The condominium at 200 Riverside Boulevard, however, figured out a way.
The building bought the right to use the Trump name in 2000, paying $1 under a four-page licensing agreement signed by Mr. Trump. But the sentiment about having his name over the front door changed during Mr. Trump’s campaign. Many residents sought to distance themselves from his politics.
For some, the once ubiquitous Trump brand, which adorned apartment buildings, hotels, casinos, golf courses, steaks, suits and water, does not have the same appeal it used to have before Mr. Trump’s political career.
Eric Chung, a longtime resident of 200 Riverside Boulevard whose family owns two units in the building, said that he had been concerned about the cost of litigation and the fate of the building’s “great employees.” But after a court decision and a recent survey of the owners in the building, the majority of whom wanted the name taken off, he said that removing the Trump letters “makes a very powerful statement.”
Eric Trump, who has assumed a leading role at the Trump businesses, declined to comment on Wednesday.
In Manhattan, there were 15 residential buildings that bore the Trump name in 2015. The next year, a trio of neighboring rental apartment buildings just to the south of 200 Riverside Boulevard pulled the name off their facades, the lobby rain mats and employees’ uniforms after 300 people signed an online petition titled, “Dump the TRUMP Name.”
“We were driven by our intense feelings about Trump himself,” Linda Gottlieb, a resident at one of the Trump-branded apartment buildings, said in a recent interview. “We would not have stayed in the building we felt so strongly about it. We just renewed our lease for two years.”
Ailing hotels in Toronto and New York paid the Trumps millions of dollars to remove the Trump name from their properties. The owner of a Trump hotel in Panama used a crowbar to remove the Trump letters.
Business has remained steady or declined at some Trump-branded hotels, as well as at the city-owned golf course, carousel and ice skating rinks operated by the Trump Organization in New York City.
The push to remove the Trump branding from 200 Riverside Boulevard began in 2017. In response to concerns raised by some of the 377 condo owners, the condo board began discussions of possibly removing the Trump name from the building’s facade.
That February, 63 percent of the unit holders who responded to an informal poll favored removing the “Trump Place” letters on the building.
But a month later, Alan Garten, chief legal officer of the Trump Organization, sent a letter to the board promising a lawsuit if it did, saying the company would seek “significant amounts of damages, costs and attorney’s fees.”
The prospect of expensive litigation with the Trump Organization scared many residents, and a small group vigorously opposed excising the Trump name.
An internal message board for residents showed that division.
“I am adamant that the sign should remain on the building,” a resident wrote. “We bought in the building with it. There is no reason to take it down.”
Another wrote: “Arguably, at one time the Trump name may have contributed something to the value of our apartments.
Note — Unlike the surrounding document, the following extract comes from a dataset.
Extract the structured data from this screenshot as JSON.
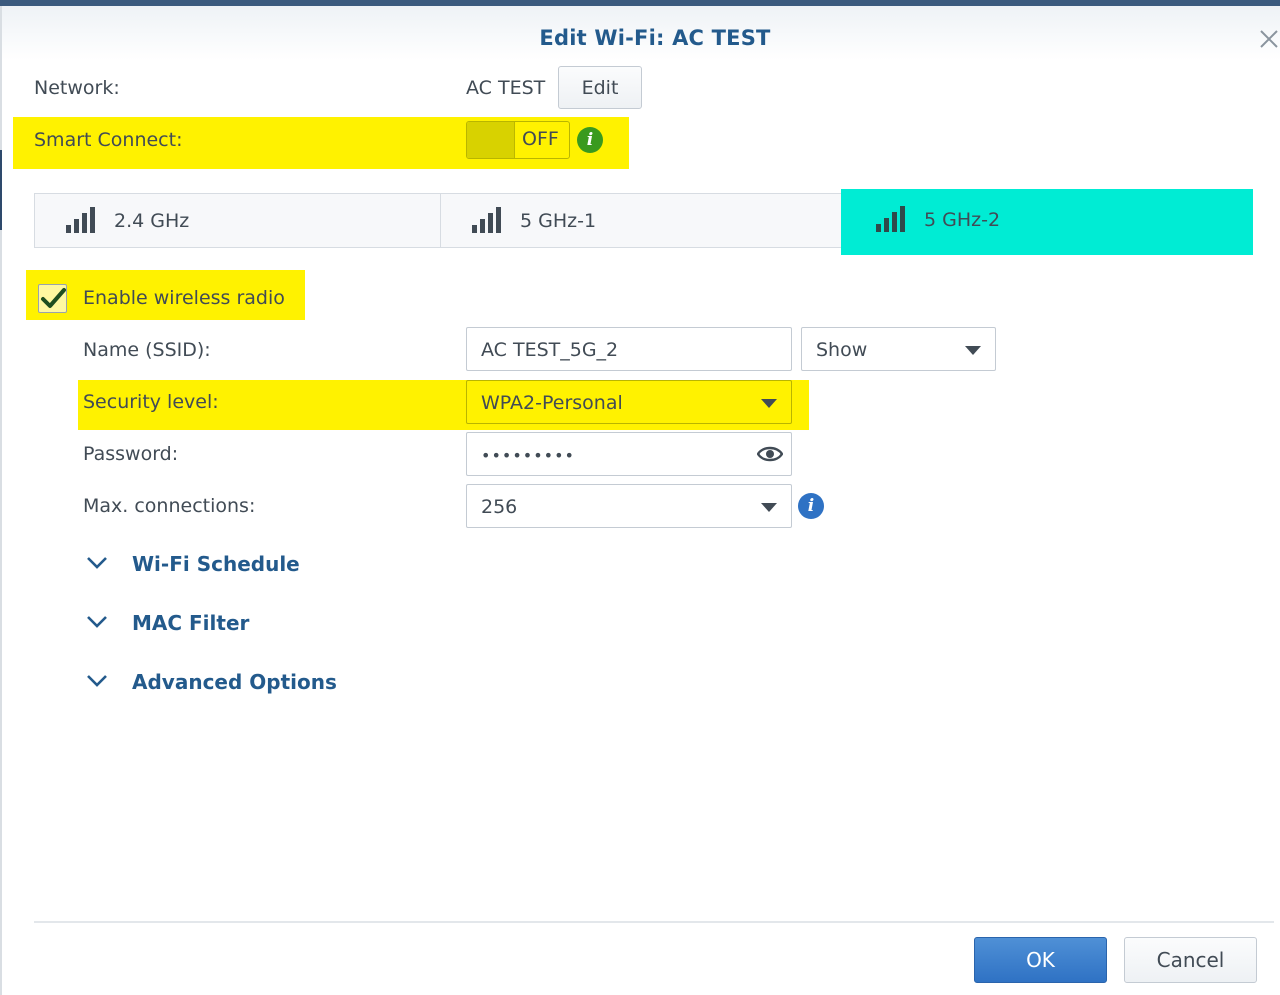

That is clearly not the case today.”
After overcoming some internal divisions, the condo board devised a low-key strategy with its lawyer Harry W. Lipman: It would ask the State Supreme Court for a declaratory judgment that it was not required to retain the Trump name under the building’s licensing agreement. The agreement required that the condo maintain the building on par with “superluxury condominiums,” but it did not mention any requirement that the Trump name remain in perpetuity.
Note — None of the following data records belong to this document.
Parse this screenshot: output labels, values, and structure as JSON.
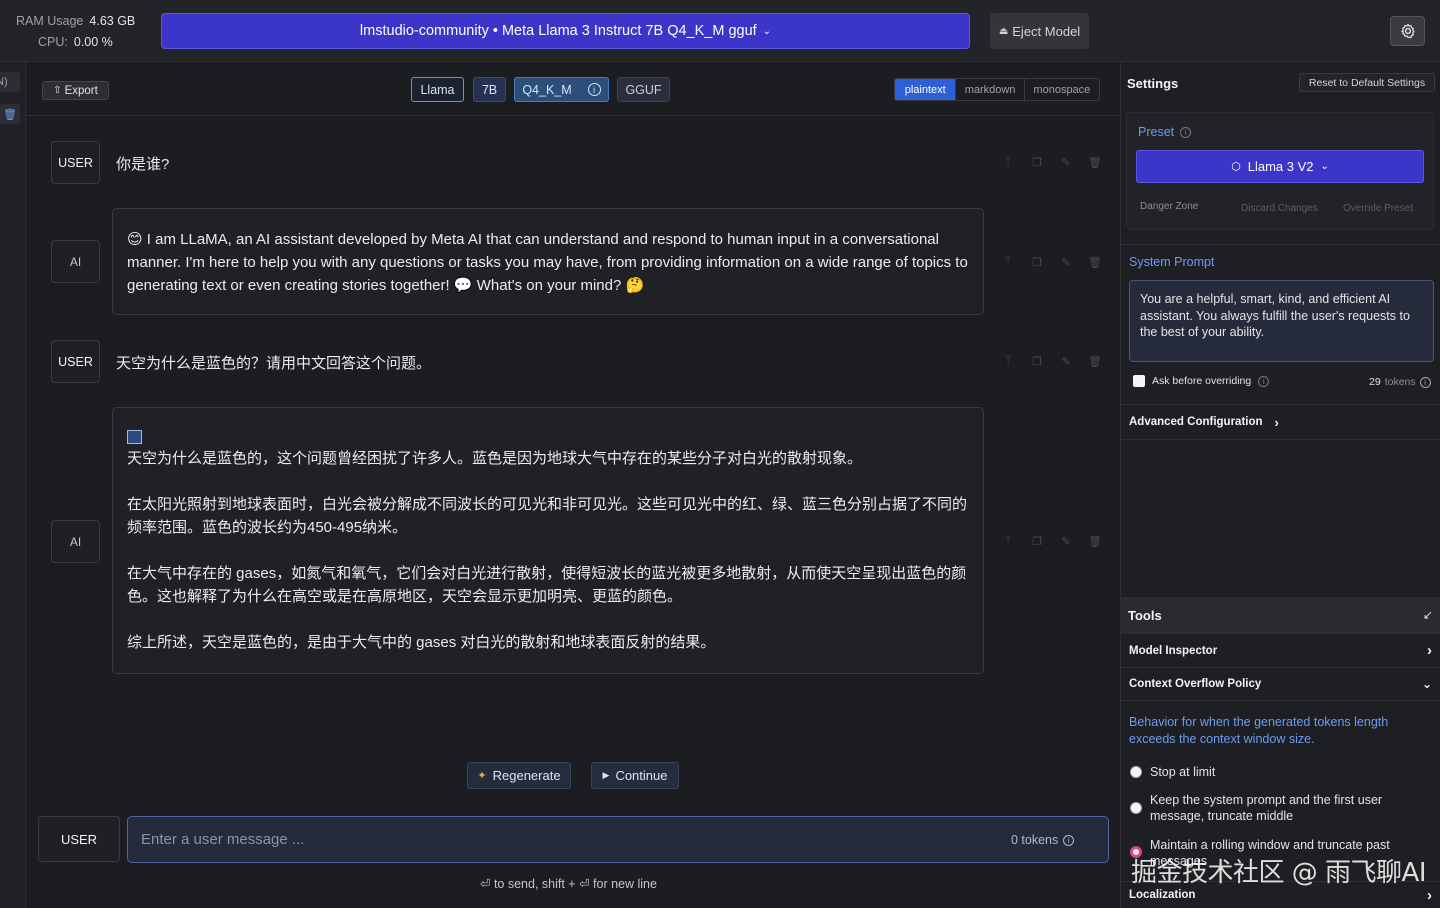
{
  "topbar": {
    "ram_label": "RAM Usage",
    "ram_value": "4.63 GB",
    "cpu_label": "CPU:",
    "cpu_value": "0.00 %",
    "model_name": "lmstudio-community • Meta Llama 3 Instruct 7B Q4_K_M gguf",
    "eject_label": "Eject Model"
  },
  "leftstrip": {
    "partial_text": "N)"
  },
  "chat_header": {
    "export_label": "Export",
    "tags": [
      "Llama",
      "7B",
      "Q4_K_M",
      "GGUF"
    ],
    "formats": [
      "plaintext",
      "markdown",
      "monospace"
    ],
    "active_format": "plaintext"
  },
  "messages": [
    {
      "role": "USER",
      "text": "你是谁?"
    },
    {
      "role": "AI",
      "paragraphs": [
        "😊 I am LLaMA, an AI assistant developed by Meta AI that can understand and respond to human input in a conversational manner. I'm here to help you with any questions or tasks you may have, from providing information on a wide range of topics to generating text or even creating stories together! 💬 What's on your mind? 🤔"
      ]
    },
    {
      "role": "USER",
      "text": "天空为什么是蓝色的？请用中文回答这个问题。"
    },
    {
      "role": "AI",
      "paragraphs": [
        "天空为什么是蓝色的，这个问题曾经困扰了许多人。蓝色是因为地球大气中存在的某些分子对白光的散射现象。",
        "在太阳光照射到地球表面时，白光会被分解成不同波长的可见光和非可见光。这些可见光中的红、绿、蓝三色分别占据了不同的频率范围。蓝色的波长约为450-495纳米。",
        "在大气中存在的 gases，如氮气和氧气，它们会对白光进行散射，使得短波长的蓝光被更多地散射，从而使天空呈现出蓝色的颜色。这也解释了为什么在高空或是在高原地区，天空会显示更加明亮、更蓝的颜色。",
        "综上所述，天空是蓝色的，是由于大气中的 gases 对白光的散射和地球表面反射的结果。"
      ]
    }
  ],
  "actions": {
    "regenerate": "Regenerate",
    "continue": "Continue"
  },
  "composer": {
    "role": "USER",
    "placeholder": "Enter a user message ...",
    "value": "",
    "tokens": "0 tokens",
    "hint": "⏎ to send, shift + ⏎ for new line"
  },
  "settings": {
    "title": "Settings",
    "reset_label": "Reset to Default Settings",
    "preset_label": "Preset",
    "preset_value": "Llama 3 V2",
    "danger_zone": "Danger Zone",
    "discard_changes": "Discard Changes",
    "override_preset": "Override Preset",
    "system_prompt_label": "System Prompt",
    "system_prompt": "You are a helpful, smart, kind, and efficient AI assistant. You always fulfill the user's requests to the best of your ability.",
    "ask_before_overriding": "Ask before overriding",
    "ask_before_overriding_checked": false,
    "token_count": "29",
    "token_word": "tokens",
    "advanced_config": "Advanced Configuration",
    "tools_title": "Tools",
    "model_inspector": "Model Inspector",
    "context_overflow": "Context Overflow Policy",
    "overflow_desc": "Behavior for when the generated tokens length exceeds the context window size.",
    "overflow_options": [
      "Stop at limit",
      "Keep the system prompt and the first user message, truncate middle",
      "Maintain a rolling window and truncate past messages"
    ],
    "localization": "Localization"
  },
  "watermark": "掘金技术社区 @ 雨飞聊AI",
  "colors": {
    "accent": "#3b36c9",
    "active_format": "#2f5fd6",
    "link": "#6b9bf2",
    "selected_radio": "#e0457b"
  }
}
In May, the judge ruled in favor of the condo owners, saying that the agreement does not require owners “to use the identification ‘Trump’ on the facade of the premises.” She firmly rejected claims by Trump lawyers that the building is required to use the name “in perpetuity.”